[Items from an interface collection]
○ ○ ○ ○ ○
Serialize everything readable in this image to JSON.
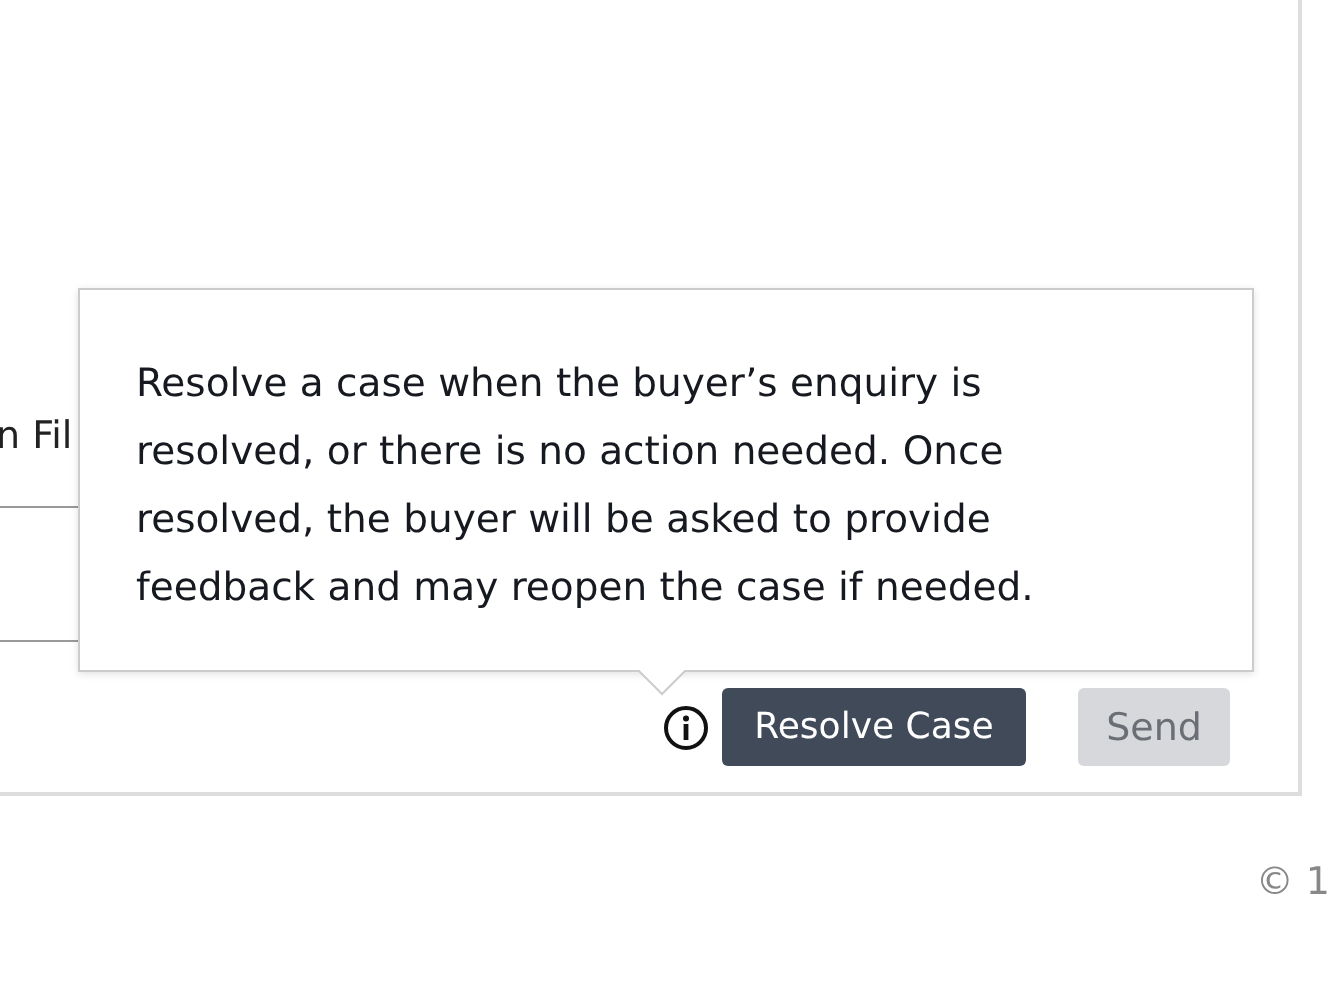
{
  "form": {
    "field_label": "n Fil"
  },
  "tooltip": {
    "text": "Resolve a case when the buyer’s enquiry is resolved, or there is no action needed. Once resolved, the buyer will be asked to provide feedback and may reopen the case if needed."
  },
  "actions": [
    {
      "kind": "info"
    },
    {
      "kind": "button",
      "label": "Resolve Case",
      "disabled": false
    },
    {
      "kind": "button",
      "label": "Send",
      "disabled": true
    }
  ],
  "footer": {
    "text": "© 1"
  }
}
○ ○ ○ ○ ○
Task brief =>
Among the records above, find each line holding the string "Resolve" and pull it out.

Answer for the task =>
    "text": "Resolve a case when the buyer’s enquiry is resolved, or there is no action needed. Once resolved, the buyer will be asked to provide feedback and may reopen the case if needed."
      "label": "Resolve Case",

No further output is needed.